(What the task requires) Every entry should be repeated exactly. Omit the pictures.
--- Listed records ---
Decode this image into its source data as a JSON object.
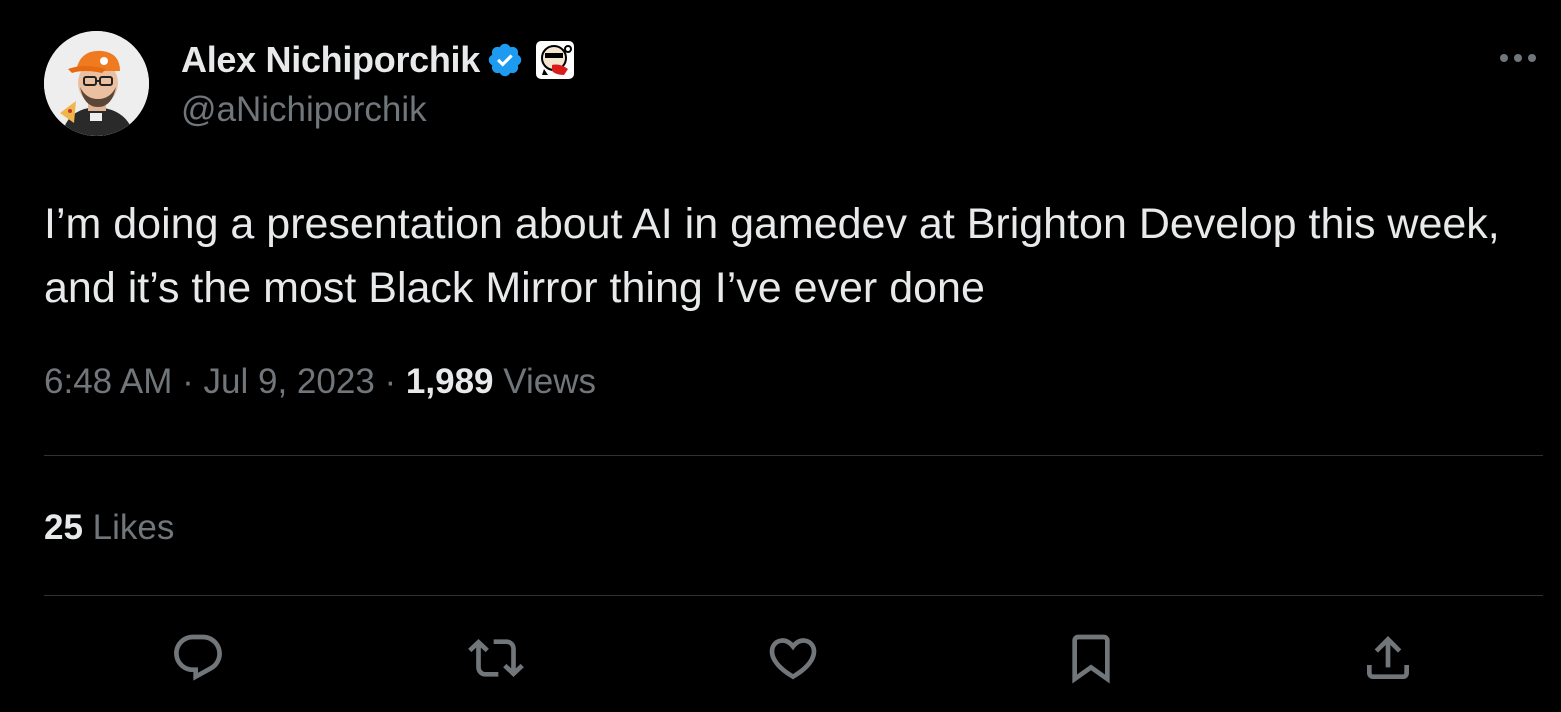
{
  "author": {
    "display_name": "Alex Nichiporchik",
    "handle": "@aNichiporchik",
    "verified_icon": "verified-badge-icon",
    "affiliation_icon": "affiliate-badge-icon"
  },
  "tweet": {
    "text": "I’m doing a presentation about AI in gamedev at Brighton Develop this week, and it’s the most Black Mirror thing I’ve ever done",
    "time": "6:48 AM",
    "separator": "·",
    "date": "Jul 9, 2023",
    "views_count": "1,989",
    "views_label": "Views"
  },
  "stats": {
    "likes_count": "25",
    "likes_label": "Likes"
  },
  "actions": [
    "reply-icon",
    "retweet-icon",
    "like-icon",
    "bookmark-icon",
    "share-icon"
  ],
  "colors": {
    "background": "#000000",
    "text_primary": "#e7e9ea",
    "text_secondary": "#71767b",
    "divider": "#2f3336",
    "verified_blue": "#1d9bf0"
  }
}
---
(Your solution)
Decode this image into its source data as a JSON object.
{
  "author": {
    "display_name": "Alex Nichiporchik",
    "handle": "@aNichiporchik",
    "verified_icon": "verified-badge-icon",
    "affiliation_icon": "affiliate-badge-icon"
  },
  "tweet": {
    "text": "I’m doing a presentation about AI in gamedev at Brighton Develop this week, and it’s the most Black Mirror thing I’ve ever done",
    "time": "6:48 AM",
    "separator": "·",
    "date": "Jul 9, 2023",
    "views_count": "1,989",
    "views_label": "Views"
  },
  "stats": {
    "likes_count": "25",
    "likes_label": "Likes"
  },
  "actions": [
    "reply-icon",
    "retweet-icon",
    "like-icon",
    "bookmark-icon",
    "share-icon"
  ],
  "colors": {
    "background": "#000000",
    "text_primary": "#e7e9ea",
    "text_secondary": "#71767b",
    "divider": "#2f3336",
    "verified_blue": "#1d9bf0"
  }
}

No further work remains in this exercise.